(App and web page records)
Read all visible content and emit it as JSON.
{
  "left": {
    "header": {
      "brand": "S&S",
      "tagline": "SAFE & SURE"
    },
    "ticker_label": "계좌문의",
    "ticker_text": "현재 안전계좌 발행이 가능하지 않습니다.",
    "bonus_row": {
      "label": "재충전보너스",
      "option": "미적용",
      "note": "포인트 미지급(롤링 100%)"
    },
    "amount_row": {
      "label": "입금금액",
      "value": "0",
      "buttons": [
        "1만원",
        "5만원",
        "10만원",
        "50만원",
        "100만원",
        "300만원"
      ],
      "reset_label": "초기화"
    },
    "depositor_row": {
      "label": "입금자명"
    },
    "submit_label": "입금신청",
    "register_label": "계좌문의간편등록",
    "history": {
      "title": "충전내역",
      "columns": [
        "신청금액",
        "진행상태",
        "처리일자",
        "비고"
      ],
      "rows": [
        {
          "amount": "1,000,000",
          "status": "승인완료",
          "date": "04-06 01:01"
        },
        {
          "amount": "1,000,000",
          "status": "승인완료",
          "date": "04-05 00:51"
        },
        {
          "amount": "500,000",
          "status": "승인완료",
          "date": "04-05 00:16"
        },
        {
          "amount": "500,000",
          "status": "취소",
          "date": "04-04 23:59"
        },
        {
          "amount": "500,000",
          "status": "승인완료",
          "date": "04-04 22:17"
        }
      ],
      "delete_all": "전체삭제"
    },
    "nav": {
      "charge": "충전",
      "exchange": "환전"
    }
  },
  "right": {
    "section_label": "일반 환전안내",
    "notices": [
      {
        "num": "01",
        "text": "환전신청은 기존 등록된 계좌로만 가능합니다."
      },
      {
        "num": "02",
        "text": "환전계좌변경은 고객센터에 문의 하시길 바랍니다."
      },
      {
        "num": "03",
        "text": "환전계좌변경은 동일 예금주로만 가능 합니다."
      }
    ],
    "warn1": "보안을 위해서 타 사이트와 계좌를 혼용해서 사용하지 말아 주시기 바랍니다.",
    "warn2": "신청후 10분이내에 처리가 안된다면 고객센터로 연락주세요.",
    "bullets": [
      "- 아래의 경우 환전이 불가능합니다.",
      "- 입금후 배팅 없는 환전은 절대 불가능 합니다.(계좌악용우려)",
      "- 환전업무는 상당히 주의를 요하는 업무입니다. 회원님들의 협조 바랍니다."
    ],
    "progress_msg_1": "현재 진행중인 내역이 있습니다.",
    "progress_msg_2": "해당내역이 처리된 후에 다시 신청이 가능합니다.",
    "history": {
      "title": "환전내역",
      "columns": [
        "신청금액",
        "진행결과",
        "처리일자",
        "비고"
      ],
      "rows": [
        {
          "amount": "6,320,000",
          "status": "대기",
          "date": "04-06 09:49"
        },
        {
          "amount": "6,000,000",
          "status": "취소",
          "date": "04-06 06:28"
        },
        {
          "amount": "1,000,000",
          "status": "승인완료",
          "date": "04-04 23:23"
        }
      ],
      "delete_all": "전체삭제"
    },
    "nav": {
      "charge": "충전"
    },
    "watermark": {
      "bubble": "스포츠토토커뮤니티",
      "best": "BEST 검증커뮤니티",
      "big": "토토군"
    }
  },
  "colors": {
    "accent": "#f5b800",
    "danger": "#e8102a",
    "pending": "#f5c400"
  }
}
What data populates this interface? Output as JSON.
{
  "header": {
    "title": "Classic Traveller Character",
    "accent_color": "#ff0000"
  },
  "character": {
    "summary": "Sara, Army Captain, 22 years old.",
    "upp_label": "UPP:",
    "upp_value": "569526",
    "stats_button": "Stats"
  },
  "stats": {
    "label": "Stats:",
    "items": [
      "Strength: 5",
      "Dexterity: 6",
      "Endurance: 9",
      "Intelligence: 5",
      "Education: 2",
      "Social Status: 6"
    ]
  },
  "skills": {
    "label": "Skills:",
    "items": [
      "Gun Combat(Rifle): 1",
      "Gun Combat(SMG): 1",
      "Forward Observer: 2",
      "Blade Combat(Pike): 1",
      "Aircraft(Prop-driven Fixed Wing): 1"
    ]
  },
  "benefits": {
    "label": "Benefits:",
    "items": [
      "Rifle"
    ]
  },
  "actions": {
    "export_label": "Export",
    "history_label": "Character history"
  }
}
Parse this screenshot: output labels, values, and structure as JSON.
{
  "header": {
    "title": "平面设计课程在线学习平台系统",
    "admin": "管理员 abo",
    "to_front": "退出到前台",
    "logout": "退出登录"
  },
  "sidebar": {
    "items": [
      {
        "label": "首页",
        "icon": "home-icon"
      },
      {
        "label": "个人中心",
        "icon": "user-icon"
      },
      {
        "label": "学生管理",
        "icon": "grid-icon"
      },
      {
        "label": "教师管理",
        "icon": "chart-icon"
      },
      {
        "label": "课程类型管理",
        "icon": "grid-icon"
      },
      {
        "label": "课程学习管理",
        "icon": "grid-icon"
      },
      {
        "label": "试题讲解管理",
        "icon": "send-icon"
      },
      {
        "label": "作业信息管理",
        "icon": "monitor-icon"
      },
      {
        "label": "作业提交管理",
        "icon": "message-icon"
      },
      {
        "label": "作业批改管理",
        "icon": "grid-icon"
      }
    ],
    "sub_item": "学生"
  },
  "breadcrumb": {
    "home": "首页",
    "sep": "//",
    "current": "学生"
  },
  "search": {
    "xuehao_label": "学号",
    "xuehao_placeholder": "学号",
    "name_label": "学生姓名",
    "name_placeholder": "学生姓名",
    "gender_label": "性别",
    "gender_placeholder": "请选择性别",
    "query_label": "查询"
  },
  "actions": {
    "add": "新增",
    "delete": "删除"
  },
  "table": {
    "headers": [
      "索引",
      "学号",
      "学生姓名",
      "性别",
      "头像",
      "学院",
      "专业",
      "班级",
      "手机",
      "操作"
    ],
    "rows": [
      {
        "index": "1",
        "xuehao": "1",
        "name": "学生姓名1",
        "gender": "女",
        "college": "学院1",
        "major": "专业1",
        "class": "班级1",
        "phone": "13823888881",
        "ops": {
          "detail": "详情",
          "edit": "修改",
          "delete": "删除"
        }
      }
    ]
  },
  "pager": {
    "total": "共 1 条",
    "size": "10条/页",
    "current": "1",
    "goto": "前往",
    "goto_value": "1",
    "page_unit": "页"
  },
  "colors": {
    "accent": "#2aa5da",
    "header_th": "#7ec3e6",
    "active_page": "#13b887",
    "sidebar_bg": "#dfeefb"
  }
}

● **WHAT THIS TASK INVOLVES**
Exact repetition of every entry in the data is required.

● **RESPONSE**
Read all visible content and emit it as JSON.
{
  "left": {
    "header": {
      "brand": "S&S",
      "tagline": "SAFE & SURE"
    },
    "ticker_label": "계좌문의",
    "ticker_text": "현재 안전계좌 발행이 가능하지 않습니다.",
    "bonus_row": {
      "label": "재충전보너스",
      "option": "미적용",
      "note": "포인트 미지급(롤링 100%)"
    },
    "amount_row": {
      "label": "입금금액",
      "value": "0",
      "buttons": [
        "1만원",
        "5만원",
        "10만원",
        "50만원",
        "100만원",
        "300만원"
      ],
      "reset_label": "초기화"
    },
    "depositor_row": {
      "label": "입금자명"
    },
    "submit_label": "입금신청",
    "register_label": "계좌문의간편등록",
    "history": {
      "title": "충전내역",
      "columns": [
        "신청금액",
        "진행상태",
        "처리일자",
        "비고"
      ],
      "rows": [
        {
          "amount": "1,000,000",
          "status": "승인완료",
          "date": "04-06 01:01"
        },
        {
          "amount": "1,000,000",
          "status": "승인완료",
          "date": "04-05 00:51"
        },
        {
          "amount": "500,000",
          "status": "승인완료",
          "date": "04-05 00:16"
        },
        {
          "amount": "500,000",
          "status": "취소",
          "date": "04-04 23:59"
        },
        {
          "amount": "500,000",
          "status": "승인완료",
          "date": "04-04 22:17"
        }
      ],
      "delete_all": "전체삭제"
    },
    "nav": {
      "charge": "충전",
      "exchange": "환전"
    }
  },
  "right": {
    "section_label": "일반 환전안내",
    "notices": [
      {
        "num": "01",
        "text": "환전신청은 기존 등록된 계좌로만 가능합니다."
      },
      {
        "num": "02",
        "text": "환전계좌변경은 고객센터에 문의 하시길 바랍니다."
      },
      {
        "num": "03",
        "text": "환전계좌변경은 동일 예금주로만 가능 합니다."
      }
    ],
    "warn1": "보안을 위해서 타 사이트와 계좌를 혼용해서 사용하지 말아 주시기 바랍니다.",
    "warn2": "신청후 10분이내에 처리가 안된다면 고객센터로 연락주세요.",
    "bullets": [
      "- 아래의 경우 환전이 불가능합니다.",
      "- 입금후 배팅 없는 환전은 절대 불가능 합니다.(계좌악용우려)",
      "- 환전업무는 상당히 주의를 요하는 업무입니다. 회원님들의 협조 바랍니다."
    ],
    "progress_msg_1": "현재 진행중인 내역이 있습니다.",
    "progress_msg_2": "해당내역이 처리된 후에 다시 신청이 가능합니다.",
    "history": {
      "title": "환전내역",
      "columns": [
        "신청금액",
        "진행결과",
        "처리일자",
        "비고"
      ],
      "rows": [
        {
          "amount": "6,320,000",
          "status": "대기",
          "date": "04-06 09:49"
        },
        {
          "amount": "6,000,000",
          "status": "취소",
          "date": "04-06 06:28"
        },
        {
          "amount": "1,000,000",
          "status": "승인완료",
          "date": "04-04 23:23"
        }
      ],
      "delete_all": "전체삭제"
    },
    "nav": {
      "charge": "충전"
    },
    "watermark": {
      "bubble": "스포츠토토커뮤니티",
      "best": "BEST 검증커뮤니티",
      "big": "토토군"
    }
  },
  "colors": {
    "accent": "#f5b800",
    "danger": "#e8102a",
    "pending": "#f5c400"
  }
}
What data populates this interface? Output as JSON.
{
  "header": {
    "title": "Classic Traveller Character",
    "accent_color": "#ff0000"
  },
  "character": {
    "summary": "Sara, Army Captain, 22 years old.",
    "upp_label": "UPP:",
    "upp_value": "569526",
    "stats_button": "Stats"
  },
  "stats": {
    "label": "Stats:",
    "items": [
      "Strength: 5",
      "Dexterity: 6",
      "Endurance: 9",
      "Intelligence: 5",
      "Education: 2",
      "Social Status: 6"
    ]
  },
  "skills": {
    "label": "Skills:",
    "items": [
      "Gun Combat(Rifle): 1",
      "Gun Combat(SMG): 1",
      "Forward Observer: 2",
      "Blade Combat(Pike): 1",
      "Aircraft(Prop-driven Fixed Wing): 1"
    ]
  },
  "benefits": {
    "label": "Benefits:",
    "items": [
      "Rifle"
    ]
  },
  "actions": {
    "export_label": "Export",
    "history_label": "Character history"
  }
}
Parse this screenshot: output labels, values, and structure as JSON.
{
  "header": {
    "title": "平面设计课程在线学习平台系统",
    "admin": "管理员 abo",
    "to_front": "退出到前台",
    "logout": "退出登录"
  },
  "sidebar": {
    "items": [
      {
        "label": "首页",
        "icon": "home-icon"
      },
      {
        "label": "个人中心",
        "icon": "user-icon"
      },
      {
        "label": "学生管理",
        "icon": "grid-icon"
      },
      {
        "label": "教师管理",
        "icon": "chart-icon"
      },
      {
        "label": "课程类型管理",
        "icon": "grid-icon"
      },
      {
        "label": "课程学习管理",
        "icon": "grid-icon"
      },
      {
        "label": "试题讲解管理",
        "icon": "send-icon"
      },
      {
        "label": "作业信息管理",
        "icon": "monitor-icon"
      },
      {
        "label": "作业提交管理",
        "icon": "message-icon"
      },
      {
        "label": "作业批改管理",
        "icon": "grid-icon"
      }
    ],
    "sub_item": "学生"
  },
  "breadcrumb": {
    "home": "首页",
    "sep": "//",
    "current": "学生"
  },
  "search": {
    "xuehao_label": "学号",
    "xuehao_placeholder": "学号",
    "name_label": "学生姓名",
    "name_placeholder": "学生姓名",
    "gender_label": "性别",
    "gender_placeholder": "请选择性别",
    "query_label": "查询"
  },
  "actions": {
    "add": "新增",
    "delete": "删除"
  },
  "table": {
    "headers": [
      "索引",
      "学号",
      "学生姓名",
      "性别",
      "头像",
      "学院",
      "专业",
      "班级",
      "手机",
      "操作"
    ],
    "rows": [
      {
        "index": "1",
        "xuehao": "1",
        "name": "学生姓名1",
        "gender": "女",
        "college": "学院1",
        "major": "专业1",
        "class": "班级1",
        "phone": "13823888881",
        "ops": {
          "detail": "详情",
          "edit": "修改",
          "delete": "删除"
        }
      }
    ]
  },
  "pager": {
    "total": "共 1 条",
    "size": "10条/页",
    "current": "1",
    "goto": "前往",
    "goto_value": "1",
    "page_unit": "页"
  },
  "colors": {
    "accent": "#2aa5da",
    "header_th": "#7ec3e6",
    "active_page": "#13b887",
    "sidebar_bg": "#dfeefb"
  }
}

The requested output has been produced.